By Taryana Odayar.
Fadumo Dayib was born in a displacement camp in Kenya to Somali parents who had travelled there after losing eleven previous children to preventable diseases. Her family sold all their possessions so that she could escape to Finland as a refugee, where she has lived since 1990. Although she did not learn to read and write until she was fourteen years old, she went on to study as a critical care nurse in Finland and obtained two Master’s degrees, including one in Public Administration at Harvard University.

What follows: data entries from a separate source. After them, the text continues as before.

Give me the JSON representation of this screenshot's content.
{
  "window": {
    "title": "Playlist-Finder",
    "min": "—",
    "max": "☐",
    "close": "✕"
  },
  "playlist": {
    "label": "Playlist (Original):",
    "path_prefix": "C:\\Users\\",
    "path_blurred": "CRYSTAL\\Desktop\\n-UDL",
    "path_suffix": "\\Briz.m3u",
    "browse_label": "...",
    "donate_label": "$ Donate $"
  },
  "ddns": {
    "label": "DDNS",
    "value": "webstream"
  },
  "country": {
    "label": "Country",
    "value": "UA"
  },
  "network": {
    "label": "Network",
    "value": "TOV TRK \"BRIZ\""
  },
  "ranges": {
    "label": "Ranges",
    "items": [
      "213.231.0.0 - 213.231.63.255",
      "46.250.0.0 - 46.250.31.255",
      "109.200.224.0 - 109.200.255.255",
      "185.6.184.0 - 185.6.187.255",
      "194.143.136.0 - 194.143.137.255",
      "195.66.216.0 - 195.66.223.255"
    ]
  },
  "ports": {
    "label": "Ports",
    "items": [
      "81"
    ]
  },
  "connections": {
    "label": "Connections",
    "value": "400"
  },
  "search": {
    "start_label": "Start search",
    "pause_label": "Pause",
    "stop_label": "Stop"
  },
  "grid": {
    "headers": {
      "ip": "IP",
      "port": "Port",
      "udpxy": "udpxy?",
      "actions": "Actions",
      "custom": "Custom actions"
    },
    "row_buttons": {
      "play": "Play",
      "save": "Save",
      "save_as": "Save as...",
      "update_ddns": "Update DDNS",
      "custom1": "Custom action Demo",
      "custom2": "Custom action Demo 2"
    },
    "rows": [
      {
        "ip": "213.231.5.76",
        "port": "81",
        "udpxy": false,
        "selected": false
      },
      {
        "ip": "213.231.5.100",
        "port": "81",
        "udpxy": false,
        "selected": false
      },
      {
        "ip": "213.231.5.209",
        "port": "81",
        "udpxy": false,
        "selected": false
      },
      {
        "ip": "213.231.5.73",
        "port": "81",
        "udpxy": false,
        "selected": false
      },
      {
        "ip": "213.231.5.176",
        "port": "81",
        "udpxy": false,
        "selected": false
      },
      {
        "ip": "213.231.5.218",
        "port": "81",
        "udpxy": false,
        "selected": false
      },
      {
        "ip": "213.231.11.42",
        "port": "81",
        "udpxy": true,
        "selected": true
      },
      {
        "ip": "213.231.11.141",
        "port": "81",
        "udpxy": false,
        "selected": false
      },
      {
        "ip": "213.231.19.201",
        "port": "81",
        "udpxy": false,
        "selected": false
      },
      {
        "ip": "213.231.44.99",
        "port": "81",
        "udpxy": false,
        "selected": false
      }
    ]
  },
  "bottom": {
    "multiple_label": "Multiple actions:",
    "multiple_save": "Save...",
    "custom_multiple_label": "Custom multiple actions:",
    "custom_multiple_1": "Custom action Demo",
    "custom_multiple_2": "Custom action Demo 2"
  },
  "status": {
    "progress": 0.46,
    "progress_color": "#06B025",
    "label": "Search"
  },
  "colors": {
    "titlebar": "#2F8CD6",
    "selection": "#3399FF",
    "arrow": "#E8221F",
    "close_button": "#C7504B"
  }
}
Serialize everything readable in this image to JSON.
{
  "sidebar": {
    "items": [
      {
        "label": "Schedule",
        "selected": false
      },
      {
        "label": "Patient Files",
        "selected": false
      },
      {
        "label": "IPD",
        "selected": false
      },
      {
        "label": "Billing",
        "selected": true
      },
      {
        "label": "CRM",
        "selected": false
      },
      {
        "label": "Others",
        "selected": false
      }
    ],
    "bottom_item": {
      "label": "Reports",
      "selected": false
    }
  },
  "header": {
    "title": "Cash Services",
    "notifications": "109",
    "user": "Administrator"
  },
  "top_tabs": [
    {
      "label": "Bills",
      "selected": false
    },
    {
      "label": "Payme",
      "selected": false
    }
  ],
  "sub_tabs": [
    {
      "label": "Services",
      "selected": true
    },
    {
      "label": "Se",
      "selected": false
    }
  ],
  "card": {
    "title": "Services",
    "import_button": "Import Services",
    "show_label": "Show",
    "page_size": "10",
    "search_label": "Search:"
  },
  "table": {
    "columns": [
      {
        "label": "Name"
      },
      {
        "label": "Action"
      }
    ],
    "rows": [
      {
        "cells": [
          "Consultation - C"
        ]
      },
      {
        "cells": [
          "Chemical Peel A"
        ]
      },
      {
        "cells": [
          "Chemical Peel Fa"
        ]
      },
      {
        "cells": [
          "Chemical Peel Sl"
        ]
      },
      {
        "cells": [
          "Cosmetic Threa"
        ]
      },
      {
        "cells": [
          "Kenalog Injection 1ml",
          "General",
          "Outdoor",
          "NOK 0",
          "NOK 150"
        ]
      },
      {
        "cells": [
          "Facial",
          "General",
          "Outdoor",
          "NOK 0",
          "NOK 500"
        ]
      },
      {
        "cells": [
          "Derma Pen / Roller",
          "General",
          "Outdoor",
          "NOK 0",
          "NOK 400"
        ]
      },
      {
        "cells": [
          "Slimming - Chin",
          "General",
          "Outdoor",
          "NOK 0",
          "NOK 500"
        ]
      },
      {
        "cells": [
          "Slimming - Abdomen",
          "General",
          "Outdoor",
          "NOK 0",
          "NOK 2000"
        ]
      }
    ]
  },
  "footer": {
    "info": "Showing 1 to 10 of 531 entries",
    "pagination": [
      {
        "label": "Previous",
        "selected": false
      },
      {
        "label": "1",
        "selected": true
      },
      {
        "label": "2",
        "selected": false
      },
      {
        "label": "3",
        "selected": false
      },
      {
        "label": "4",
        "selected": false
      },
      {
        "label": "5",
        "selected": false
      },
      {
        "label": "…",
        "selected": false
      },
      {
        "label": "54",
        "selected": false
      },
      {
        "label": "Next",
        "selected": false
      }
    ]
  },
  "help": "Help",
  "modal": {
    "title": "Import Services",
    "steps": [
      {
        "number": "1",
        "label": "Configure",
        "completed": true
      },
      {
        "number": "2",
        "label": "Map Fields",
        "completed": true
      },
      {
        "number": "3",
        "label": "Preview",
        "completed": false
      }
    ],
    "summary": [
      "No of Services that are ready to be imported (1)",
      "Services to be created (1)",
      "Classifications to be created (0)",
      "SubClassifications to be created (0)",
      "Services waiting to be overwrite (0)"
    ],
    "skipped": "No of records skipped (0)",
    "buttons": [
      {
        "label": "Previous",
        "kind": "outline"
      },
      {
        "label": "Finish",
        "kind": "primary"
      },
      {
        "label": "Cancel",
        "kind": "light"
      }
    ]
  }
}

She is a PhD fellow at the University of Helsinki researching Women, Peace and Security issues in the horn of Africa within the framework of UN Security Council Resolution 1325. She was also the 2014 recipient of the Feminist of the Year award by the Feminist Association Union.
In 2014 she announced her candidature for Somalia’s 2016 Presidential Elections, which significant for being the first democratic elections to be held since 1967. She was the only female among the eighteen presidential candidates, which also included incumbent Hassan Sheikh Mohamud. However, she later withdrew her candidacy, stating that she did not want to participate in an election, “marred by corruption, rigging, intimidation, violence and blatant disregard for the rule of law”. Despite having received a number of death threats since initially announcing her candidacy, she intends to run again in the 2020 Presidential Elections.
Dayib was a panelist for the ‘Women Leaders on the Global Stage: lessons for Africa’ public lecture hosted by LSE’s Firoz Lalji Centre for Africa and Africa Talks, held on Tuesday 7th March ahead of International Women’s Day.
Tall, graceful, and quietly brimming with youthful energy, Dayib chooses her words very carefully, speaking precisely and with impact. I had the opportunity to speak to her briefly at a press briefing just before she joined the panel discussion at the LSE.
(Q) Somalia is one of the seven Muslim-majority countries named in President Trump’s executive order which suspends immigration to the US. What was your reaction when you heard the announcement?
I was not shocked, because Trump had promised that he would do this, and he had specifically targeted Somalia in a speech that he gave in Minneapolis, where he said he was going to crush the country. He said he would smash it to pieces. So I wasn’t really surprised.
My reaction was really that I was expecting that, so when it came about there was nothing to react to because that was his campaign promise that he was going to do that. I had a few speaking engagements in the United States which I had to cancel, because it was very unclear whether it would affect people who were holding dual citizenships or just people travelling on Somalian passports. And now it appears it is only targeting Somalians who are holding Somalian passports and refugees. It doesn’t target dual citizens.
(Q) What are your plans for the these next 3 years leading up to the 2020 elections in terms of campaigning and building political support?
Its too early to speak to that, but the government is in the process of forming a new cabinet and we should know by the end of this week or the beginning of next week who is in that cabinet. If I am not in it, then perhaps Somalia will have for the first time in its history an opposition party which I would then be leading.
(Q) You have stated before that you would like to negotiate with Al-Shabaab. What are your conditions for negotiations and what would you like to see them doing before they come to the negotiating table?
I said I wanted them to disarm, I wanted them to stop killing Somalis, I wanted them to renounce their affiliation with Al-Qaeda and other terrorist organisations. Those were the requirements for us having the peace talks.